**GIVEN RECORDS**:
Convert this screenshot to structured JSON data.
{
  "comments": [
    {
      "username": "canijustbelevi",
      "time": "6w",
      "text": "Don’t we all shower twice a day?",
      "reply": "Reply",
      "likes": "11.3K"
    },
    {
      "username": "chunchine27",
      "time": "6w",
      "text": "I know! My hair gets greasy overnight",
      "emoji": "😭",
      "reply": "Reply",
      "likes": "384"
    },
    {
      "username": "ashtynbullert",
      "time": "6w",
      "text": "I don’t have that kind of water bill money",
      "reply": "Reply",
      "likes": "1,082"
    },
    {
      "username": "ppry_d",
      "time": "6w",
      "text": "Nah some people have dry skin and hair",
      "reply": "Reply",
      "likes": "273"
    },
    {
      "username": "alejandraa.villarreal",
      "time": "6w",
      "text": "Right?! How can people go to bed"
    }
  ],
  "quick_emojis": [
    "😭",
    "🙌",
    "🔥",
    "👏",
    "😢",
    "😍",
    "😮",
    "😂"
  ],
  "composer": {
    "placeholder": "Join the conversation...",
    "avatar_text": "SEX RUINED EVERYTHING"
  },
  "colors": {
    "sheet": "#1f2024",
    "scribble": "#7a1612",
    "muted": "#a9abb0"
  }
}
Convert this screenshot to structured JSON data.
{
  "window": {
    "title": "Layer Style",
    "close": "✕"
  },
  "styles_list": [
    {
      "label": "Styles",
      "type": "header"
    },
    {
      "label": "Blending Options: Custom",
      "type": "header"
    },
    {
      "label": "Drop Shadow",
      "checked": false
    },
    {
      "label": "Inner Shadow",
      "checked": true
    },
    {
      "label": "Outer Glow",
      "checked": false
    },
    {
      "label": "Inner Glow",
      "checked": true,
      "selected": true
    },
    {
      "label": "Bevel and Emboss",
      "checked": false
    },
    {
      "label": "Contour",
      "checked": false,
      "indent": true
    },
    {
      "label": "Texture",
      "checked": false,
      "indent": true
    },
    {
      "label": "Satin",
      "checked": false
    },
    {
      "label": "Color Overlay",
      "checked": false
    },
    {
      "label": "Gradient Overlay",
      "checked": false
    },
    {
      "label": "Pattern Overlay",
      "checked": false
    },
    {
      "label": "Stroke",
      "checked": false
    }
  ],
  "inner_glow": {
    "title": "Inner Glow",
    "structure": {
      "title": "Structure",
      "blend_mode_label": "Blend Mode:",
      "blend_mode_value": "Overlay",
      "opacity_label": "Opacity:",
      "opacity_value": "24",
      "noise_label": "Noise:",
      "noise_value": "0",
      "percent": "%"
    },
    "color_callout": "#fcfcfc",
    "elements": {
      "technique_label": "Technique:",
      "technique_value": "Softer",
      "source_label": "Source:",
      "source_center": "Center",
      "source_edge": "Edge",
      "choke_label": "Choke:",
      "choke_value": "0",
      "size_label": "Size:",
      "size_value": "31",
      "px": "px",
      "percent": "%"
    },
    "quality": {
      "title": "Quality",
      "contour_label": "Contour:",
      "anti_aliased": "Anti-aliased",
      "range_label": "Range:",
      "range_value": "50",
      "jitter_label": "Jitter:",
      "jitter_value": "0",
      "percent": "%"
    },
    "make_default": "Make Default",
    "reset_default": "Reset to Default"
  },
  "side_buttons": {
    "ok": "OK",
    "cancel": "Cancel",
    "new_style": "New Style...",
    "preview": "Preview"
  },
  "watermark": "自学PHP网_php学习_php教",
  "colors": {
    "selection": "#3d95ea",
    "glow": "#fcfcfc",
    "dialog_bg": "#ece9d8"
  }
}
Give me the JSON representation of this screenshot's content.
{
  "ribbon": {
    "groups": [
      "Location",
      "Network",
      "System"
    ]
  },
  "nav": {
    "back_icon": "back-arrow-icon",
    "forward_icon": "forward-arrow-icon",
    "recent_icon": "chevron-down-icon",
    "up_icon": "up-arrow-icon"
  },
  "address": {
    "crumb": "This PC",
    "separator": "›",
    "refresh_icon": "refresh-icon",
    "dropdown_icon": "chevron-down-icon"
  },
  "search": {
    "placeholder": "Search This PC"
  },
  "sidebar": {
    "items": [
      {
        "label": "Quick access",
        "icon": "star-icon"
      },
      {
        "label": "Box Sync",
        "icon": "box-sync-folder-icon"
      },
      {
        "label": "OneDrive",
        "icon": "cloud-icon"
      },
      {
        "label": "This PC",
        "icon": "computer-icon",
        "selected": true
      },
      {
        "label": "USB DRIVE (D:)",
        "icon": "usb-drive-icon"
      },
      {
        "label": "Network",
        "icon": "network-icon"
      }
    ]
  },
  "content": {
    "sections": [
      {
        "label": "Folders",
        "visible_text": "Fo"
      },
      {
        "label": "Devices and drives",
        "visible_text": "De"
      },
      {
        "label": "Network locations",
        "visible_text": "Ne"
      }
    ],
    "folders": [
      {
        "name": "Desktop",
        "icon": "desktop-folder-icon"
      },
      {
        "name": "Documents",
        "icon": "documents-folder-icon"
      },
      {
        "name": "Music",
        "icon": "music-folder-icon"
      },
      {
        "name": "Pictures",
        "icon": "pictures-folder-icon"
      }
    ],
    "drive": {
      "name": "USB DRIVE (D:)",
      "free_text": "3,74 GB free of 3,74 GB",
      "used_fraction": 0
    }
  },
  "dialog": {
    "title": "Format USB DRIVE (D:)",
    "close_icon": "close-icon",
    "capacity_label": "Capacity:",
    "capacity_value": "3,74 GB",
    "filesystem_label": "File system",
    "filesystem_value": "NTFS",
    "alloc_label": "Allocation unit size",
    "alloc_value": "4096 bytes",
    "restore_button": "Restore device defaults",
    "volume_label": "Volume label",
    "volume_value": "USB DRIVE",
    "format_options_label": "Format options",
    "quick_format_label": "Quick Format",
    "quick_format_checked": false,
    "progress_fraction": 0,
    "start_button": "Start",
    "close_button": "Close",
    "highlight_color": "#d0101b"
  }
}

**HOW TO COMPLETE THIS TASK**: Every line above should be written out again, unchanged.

**ANSWER TO THIS TASK**:
Convert this screenshot to structured JSON data.
{
  "comments": [
    {
      "username": "canijustbelevi",
      "time": "6w",
      "text": "Don’t we all shower twice a day?",
      "reply": "Reply",
      "likes": "11.3K"
    },
    {
      "username": "chunchine27",
      "time": "6w",
      "text": "I know! My hair gets greasy overnight",
      "emoji": "😭",
      "reply": "Reply",
      "likes": "384"
    },
    {
      "username": "ashtynbullert",
      "time": "6w",
      "text": "I don’t have that kind of water bill money",
      "reply": "Reply",
      "likes": "1,082"
    },
    {
      "username": "ppry_d",
      "time": "6w",
      "text": "Nah some people have dry skin and hair",
      "reply": "Reply",
      "likes": "273"
    },
    {
      "username": "alejandraa.villarreal",
      "time": "6w",
      "text": "Right?! How can people go to bed"
    }
  ],
  "quick_emojis": [
    "😭",
    "🙌",
    "🔥",
    "👏",
    "😢",
    "😍",
    "😮",
    "😂"
  ],
  "composer": {
    "placeholder": "Join the conversation...",
    "avatar_text": "SEX RUINED EVERYTHING"
  },
  "colors": {
    "sheet": "#1f2024",
    "scribble": "#7a1612",
    "muted": "#a9abb0"
  }
}
Convert this screenshot to structured JSON data.
{
  "window": {
    "title": "Layer Style",
    "close": "✕"
  },
  "styles_list": [
    {
      "label": "Styles",
      "type": "header"
    },
    {
      "label": "Blending Options: Custom",
      "type": "header"
    },
    {
      "label": "Drop Shadow",
      "checked": false
    },
    {
      "label": "Inner Shadow",
      "checked": true
    },
    {
      "label": "Outer Glow",
      "checked": false
    },
    {
      "label": "Inner Glow",
      "checked": true,
      "selected": true
    },
    {
      "label": "Bevel and Emboss",
      "checked": false
    },
    {
      "label": "Contour",
      "checked": false,
      "indent": true
    },
    {
      "label": "Texture",
      "checked": false,
      "indent": true
    },
    {
      "label": "Satin",
      "checked": false
    },
    {
      "label": "Color Overlay",
      "checked": false
    },
    {
      "label": "Gradient Overlay",
      "checked": false
    },
    {
      "label": "Pattern Overlay",
      "checked": false
    },
    {
      "label": "Stroke",
      "checked": false
    }
  ],
  "inner_glow": {
    "title": "Inner Glow",
    "structure": {
      "title": "Structure",
      "blend_mode_label": "Blend Mode:",
      "blend_mode_value": "Overlay",
      "opacity_label": "Opacity:",
      "opacity_value": "24",
      "noise_label": "Noise:",
      "noise_value": "0",
      "percent": "%"
    },
    "color_callout": "#fcfcfc",
    "elements": {
      "technique_label": "Technique:",
      "technique_value": "Softer",
      "source_label": "Source:",
      "source_center": "Center",
      "source_edge": "Edge",
      "choke_label": "Choke:",
      "choke_value": "0",
      "size_label": "Size:",
      "size_value": "31",
      "px": "px",
      "percent": "%"
    },
    "quality": {
      "title": "Quality",
      "contour_label": "Contour:",
      "anti_aliased": "Anti-aliased",
      "range_label": "Range:",
      "range_value": "50",
      "jitter_label": "Jitter:",
      "jitter_value": "0",
      "percent": "%"
    },
    "make_default": "Make Default",
    "reset_default": "Reset to Default"
  },
  "side_buttons": {
    "ok": "OK",
    "cancel": "Cancel",
    "new_style": "New Style...",
    "preview": "Preview"
  },
  "watermark": "自学PHP网_php学习_php教",
  "colors": {
    "selection": "#3d95ea",
    "glow": "#fcfcfc",
    "dialog_bg": "#ece9d8"
  }
}
Give me the JSON representation of this screenshot's content.
{
  "ribbon": {
    "groups": [
      "Location",
      "Network",
      "System"
    ]
  },
  "nav": {
    "back_icon": "back-arrow-icon",
    "forward_icon": "forward-arrow-icon",
    "recent_icon": "chevron-down-icon",
    "up_icon": "up-arrow-icon"
  },
  "address": {
    "crumb": "This PC",
    "separator": "›",
    "refresh_icon": "refresh-icon",
    "dropdown_icon": "chevron-down-icon"
  },
  "search": {
    "placeholder": "Search This PC"
  },
  "sidebar": {
    "items": [
      {
        "label": "Quick access",
        "icon": "star-icon"
      },
      {
        "label": "Box Sync",
        "icon": "box-sync-folder-icon"
      },
      {
        "label": "OneDrive",
        "icon": "cloud-icon"
      },
      {
        "label": "This PC",
        "icon": "computer-icon",
        "selected": true
      },
      {
        "label": "USB DRIVE (D:)",
        "icon": "usb-drive-icon"
      },
      {
        "label": "Network",
        "icon": "network-icon"
      }
    ]
  },
  "content": {
    "sections": [
      {
        "label": "Folders",
        "visible_text": "Fo"
      },
      {
        "label": "Devices and drives",
        "visible_text": "De"
      },
      {
        "label": "Network locations",
        "visible_text": "Ne"
      }
    ],
    "folders": [
      {
        "name": "Desktop",
        "icon": "desktop-folder-icon"
      },
      {
        "name": "Documents",
        "icon": "documents-folder-icon"
      },
      {
        "name": "Music",
        "icon": "music-folder-icon"
      },
      {
        "name": "Pictures",
        "icon": "pictures-folder-icon"
      }
    ],
    "drive": {
      "name": "USB DRIVE (D:)",
      "free_text": "3,74 GB free of 3,74 GB",
      "used_fraction": 0
    }
  },
  "dialog": {
    "title": "Format USB DRIVE (D:)",
    "close_icon": "close-icon",
    "capacity_label": "Capacity:",
    "capacity_value": "3,74 GB",
    "filesystem_label": "File system",
    "filesystem_value": "NTFS",
    "alloc_label": "Allocation unit size",
    "alloc_value": "4096 bytes",
    "restore_button": "Restore device defaults",
    "volume_label": "Volume label",
    "volume_value": "USB DRIVE",
    "format_options_label": "Format options",
    "quick_format_label": "Quick Format",
    "quick_format_checked": false,
    "progress_fraction": 0,
    "start_button": "Start",
    "close_button": "Close",
    "highlight_color": "#d0101b"
  }
}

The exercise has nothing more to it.